**What is being asked**
Where a line below includes the word "text", copy that line.

**Exercise data**
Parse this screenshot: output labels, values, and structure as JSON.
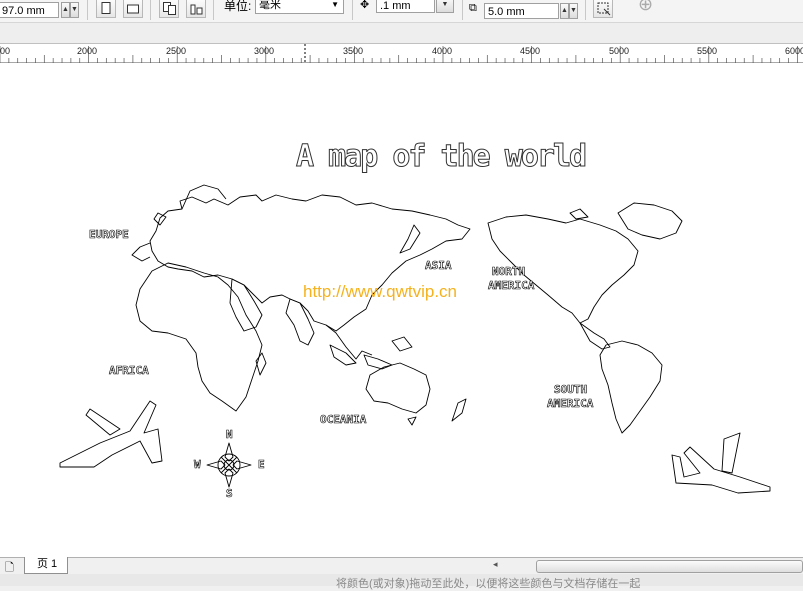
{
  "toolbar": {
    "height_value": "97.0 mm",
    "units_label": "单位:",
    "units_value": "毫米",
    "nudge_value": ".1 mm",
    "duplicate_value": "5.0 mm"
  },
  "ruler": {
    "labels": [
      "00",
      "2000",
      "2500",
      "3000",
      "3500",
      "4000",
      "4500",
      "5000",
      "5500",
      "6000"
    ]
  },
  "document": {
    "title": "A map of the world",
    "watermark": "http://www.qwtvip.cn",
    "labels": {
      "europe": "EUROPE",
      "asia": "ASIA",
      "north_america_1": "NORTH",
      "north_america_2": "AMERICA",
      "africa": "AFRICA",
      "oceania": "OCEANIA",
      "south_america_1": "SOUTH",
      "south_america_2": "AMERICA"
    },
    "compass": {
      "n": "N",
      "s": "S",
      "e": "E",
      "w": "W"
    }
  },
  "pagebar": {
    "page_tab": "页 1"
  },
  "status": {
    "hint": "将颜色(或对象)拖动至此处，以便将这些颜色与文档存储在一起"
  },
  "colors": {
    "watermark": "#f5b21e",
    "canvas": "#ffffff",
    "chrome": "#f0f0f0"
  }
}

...

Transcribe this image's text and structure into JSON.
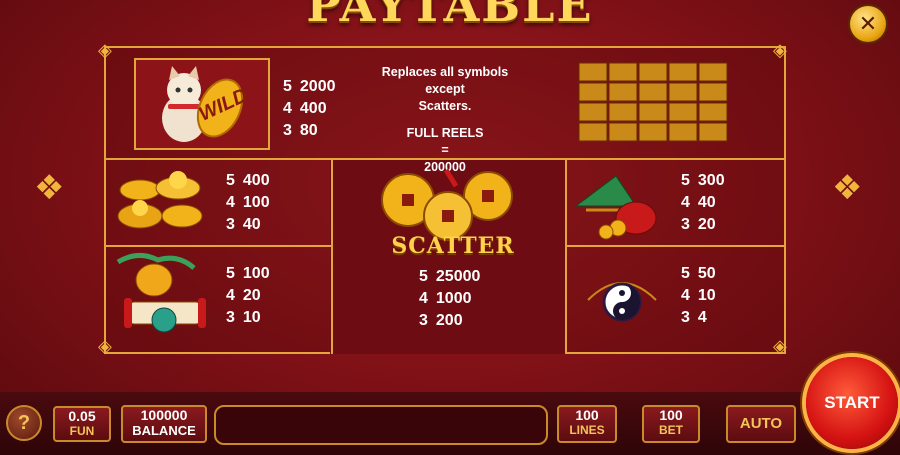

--

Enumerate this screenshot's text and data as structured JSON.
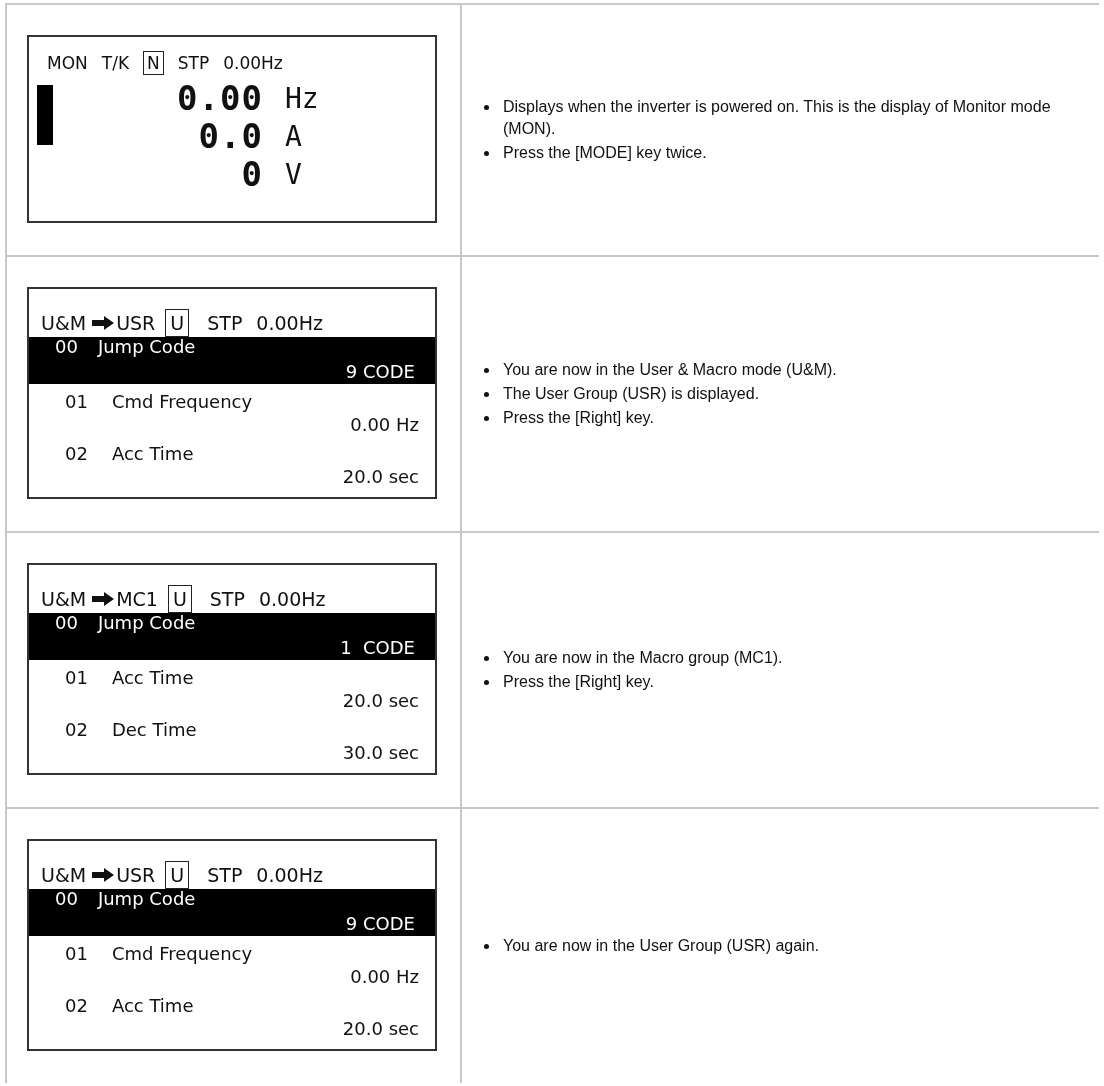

**Exercise solution**
Transcribe this image's text and structure into JSON.
Enumerate this screenshot's text and data as structured JSON.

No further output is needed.